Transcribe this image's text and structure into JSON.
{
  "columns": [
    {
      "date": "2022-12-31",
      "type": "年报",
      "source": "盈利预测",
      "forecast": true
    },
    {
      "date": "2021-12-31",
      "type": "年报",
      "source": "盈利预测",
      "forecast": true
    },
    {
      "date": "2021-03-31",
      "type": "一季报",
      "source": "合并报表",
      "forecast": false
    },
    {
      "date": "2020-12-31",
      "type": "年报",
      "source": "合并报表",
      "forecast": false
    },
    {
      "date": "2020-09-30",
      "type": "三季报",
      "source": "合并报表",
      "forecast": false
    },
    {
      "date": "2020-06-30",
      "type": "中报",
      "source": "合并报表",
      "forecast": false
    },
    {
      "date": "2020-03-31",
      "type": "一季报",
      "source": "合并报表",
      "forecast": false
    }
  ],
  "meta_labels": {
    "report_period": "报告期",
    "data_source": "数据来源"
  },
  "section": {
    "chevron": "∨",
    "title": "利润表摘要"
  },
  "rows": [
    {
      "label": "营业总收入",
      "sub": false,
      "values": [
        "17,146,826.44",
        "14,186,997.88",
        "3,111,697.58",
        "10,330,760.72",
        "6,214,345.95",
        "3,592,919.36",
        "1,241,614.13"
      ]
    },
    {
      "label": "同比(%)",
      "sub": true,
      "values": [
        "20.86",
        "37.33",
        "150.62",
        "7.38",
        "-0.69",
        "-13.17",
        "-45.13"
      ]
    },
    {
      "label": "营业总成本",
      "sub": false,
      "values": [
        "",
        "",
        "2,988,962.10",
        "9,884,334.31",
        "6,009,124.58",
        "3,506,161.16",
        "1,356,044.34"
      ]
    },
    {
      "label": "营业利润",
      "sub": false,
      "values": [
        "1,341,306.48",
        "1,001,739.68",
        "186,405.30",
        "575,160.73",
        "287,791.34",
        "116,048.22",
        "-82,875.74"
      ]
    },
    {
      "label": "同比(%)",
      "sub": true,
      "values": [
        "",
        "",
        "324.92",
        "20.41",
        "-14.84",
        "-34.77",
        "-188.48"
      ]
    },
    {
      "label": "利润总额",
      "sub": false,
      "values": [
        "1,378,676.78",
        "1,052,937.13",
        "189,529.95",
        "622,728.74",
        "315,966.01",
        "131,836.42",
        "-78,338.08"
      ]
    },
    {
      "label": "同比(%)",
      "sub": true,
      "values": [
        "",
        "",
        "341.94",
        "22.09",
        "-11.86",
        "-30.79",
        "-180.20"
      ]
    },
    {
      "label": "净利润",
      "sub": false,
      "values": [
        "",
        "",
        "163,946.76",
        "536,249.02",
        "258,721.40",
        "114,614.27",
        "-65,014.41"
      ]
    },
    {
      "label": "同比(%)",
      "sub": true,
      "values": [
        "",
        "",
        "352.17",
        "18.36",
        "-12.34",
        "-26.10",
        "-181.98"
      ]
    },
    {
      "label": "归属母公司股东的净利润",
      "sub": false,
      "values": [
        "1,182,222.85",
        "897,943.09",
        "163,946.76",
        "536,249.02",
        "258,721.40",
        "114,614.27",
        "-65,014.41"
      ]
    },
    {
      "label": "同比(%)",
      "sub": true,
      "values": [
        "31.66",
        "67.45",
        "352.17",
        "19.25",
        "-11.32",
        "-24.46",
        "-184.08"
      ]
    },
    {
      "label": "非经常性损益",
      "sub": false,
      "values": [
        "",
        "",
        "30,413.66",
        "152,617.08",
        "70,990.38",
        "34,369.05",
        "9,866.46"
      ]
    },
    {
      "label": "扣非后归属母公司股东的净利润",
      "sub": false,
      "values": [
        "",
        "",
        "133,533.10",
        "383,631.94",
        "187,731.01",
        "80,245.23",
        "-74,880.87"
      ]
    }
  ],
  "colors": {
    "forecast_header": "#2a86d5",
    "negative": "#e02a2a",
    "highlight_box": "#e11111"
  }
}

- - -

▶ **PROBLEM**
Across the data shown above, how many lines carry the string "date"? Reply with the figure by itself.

▶ **THE ANSWER**
7